Tenneco develops cost-effective exhaust system for Euro 6 vans
While that will probably not result in a significant increase in cost for light vans, the more complex systems needed to treat exhaust gases for heavier models is likely to add to vehicle cost because most will need a second treatment system.
This will be the system already used by trucks – selective catalytic reduction (SCR) – a system also used by Volkswagen on the outgoing Crafter. SCR needs Adblue, a liquid urea-based additive to work, meaning drivers need to top up another tank as well as the diesel from time to time. If drivers fail to do so, the on-board diagnostics system should reduce engine power until the Adblue tank has been re-filled. While truck drivers have become used to the system – and an infrastructure exists for distributing the liquid to truck users – making it available through all fuel forecourts is a different matter.
A recent visit to exhaust system manufacturer Tenneco suggests that by the time the Euro 6 limits come into force, the problem may have been solved. While SCR will still be needed for heavier vans, it seems likely that companies like Tenneco will have developed a solid urea additive system that will only need attention at regular services and will reduce vehicle cost.
The solid additive would be housed in the exhaust system and tests show that it could be more effective than liquid additive systems.
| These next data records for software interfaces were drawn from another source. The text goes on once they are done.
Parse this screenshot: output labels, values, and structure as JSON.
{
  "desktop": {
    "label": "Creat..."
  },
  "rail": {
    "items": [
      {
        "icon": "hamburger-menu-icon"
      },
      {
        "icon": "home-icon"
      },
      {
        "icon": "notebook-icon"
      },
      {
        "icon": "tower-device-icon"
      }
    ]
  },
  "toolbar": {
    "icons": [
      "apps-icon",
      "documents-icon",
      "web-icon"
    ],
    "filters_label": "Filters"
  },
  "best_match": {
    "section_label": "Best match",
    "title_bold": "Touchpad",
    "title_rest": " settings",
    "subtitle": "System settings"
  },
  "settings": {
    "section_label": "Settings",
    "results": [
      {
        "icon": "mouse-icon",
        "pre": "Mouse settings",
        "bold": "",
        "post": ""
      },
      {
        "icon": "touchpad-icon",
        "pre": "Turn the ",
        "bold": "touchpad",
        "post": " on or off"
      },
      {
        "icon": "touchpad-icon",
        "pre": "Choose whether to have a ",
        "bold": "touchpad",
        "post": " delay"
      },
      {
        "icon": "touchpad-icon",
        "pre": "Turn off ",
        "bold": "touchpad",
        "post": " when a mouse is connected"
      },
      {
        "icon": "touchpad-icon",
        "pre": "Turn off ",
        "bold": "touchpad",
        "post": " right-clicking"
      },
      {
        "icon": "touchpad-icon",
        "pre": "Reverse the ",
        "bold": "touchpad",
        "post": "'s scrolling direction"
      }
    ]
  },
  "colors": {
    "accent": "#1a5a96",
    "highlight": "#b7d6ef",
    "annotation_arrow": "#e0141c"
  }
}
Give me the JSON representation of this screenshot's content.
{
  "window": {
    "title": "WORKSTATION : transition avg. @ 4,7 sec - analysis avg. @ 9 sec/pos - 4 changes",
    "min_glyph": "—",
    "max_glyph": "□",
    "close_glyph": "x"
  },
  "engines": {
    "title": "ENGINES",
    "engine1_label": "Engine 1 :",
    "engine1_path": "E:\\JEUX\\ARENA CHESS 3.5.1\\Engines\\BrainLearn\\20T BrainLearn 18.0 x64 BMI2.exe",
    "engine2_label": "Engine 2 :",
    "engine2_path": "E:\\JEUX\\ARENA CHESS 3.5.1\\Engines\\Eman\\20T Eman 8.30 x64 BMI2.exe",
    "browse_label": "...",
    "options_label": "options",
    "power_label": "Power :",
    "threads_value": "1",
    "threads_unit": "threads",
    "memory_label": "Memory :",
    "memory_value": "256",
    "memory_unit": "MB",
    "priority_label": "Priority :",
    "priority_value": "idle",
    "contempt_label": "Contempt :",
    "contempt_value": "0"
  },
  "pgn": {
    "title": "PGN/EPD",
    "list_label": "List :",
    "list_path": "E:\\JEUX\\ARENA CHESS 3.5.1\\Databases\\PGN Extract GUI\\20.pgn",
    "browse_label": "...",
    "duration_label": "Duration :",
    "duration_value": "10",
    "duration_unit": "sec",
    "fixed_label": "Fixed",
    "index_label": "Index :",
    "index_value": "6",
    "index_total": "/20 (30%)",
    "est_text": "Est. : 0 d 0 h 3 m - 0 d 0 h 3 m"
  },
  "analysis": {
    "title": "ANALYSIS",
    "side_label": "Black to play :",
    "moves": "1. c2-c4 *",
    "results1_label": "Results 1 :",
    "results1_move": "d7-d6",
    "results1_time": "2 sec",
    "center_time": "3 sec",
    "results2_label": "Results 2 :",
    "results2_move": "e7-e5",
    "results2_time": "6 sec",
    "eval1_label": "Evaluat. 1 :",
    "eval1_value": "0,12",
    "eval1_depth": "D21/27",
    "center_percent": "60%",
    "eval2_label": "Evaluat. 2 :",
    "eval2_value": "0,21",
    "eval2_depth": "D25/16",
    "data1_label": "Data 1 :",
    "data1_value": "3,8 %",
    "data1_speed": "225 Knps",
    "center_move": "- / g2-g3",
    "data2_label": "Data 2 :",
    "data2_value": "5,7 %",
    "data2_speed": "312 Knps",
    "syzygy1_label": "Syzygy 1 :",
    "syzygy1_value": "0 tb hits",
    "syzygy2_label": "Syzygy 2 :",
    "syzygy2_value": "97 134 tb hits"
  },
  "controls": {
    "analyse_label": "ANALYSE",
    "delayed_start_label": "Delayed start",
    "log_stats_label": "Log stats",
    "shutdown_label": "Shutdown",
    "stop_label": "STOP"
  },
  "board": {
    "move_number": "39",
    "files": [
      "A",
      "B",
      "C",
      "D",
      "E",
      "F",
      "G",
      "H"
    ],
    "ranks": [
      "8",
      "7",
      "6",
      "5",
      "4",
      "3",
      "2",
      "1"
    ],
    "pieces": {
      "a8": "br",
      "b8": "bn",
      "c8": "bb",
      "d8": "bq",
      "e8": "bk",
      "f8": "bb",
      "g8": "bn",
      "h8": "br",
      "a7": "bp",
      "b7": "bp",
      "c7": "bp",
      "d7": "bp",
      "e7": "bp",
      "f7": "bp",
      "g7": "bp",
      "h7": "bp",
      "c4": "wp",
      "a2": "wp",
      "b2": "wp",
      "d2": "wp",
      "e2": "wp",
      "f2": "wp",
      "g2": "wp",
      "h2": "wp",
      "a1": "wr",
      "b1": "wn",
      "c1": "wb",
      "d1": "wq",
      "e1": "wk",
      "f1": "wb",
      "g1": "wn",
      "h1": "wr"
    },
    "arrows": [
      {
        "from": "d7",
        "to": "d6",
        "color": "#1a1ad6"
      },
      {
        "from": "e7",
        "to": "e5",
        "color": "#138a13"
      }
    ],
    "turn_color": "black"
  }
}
The big advantage for operators is that drivers won't need to know which vans need additives and which do not.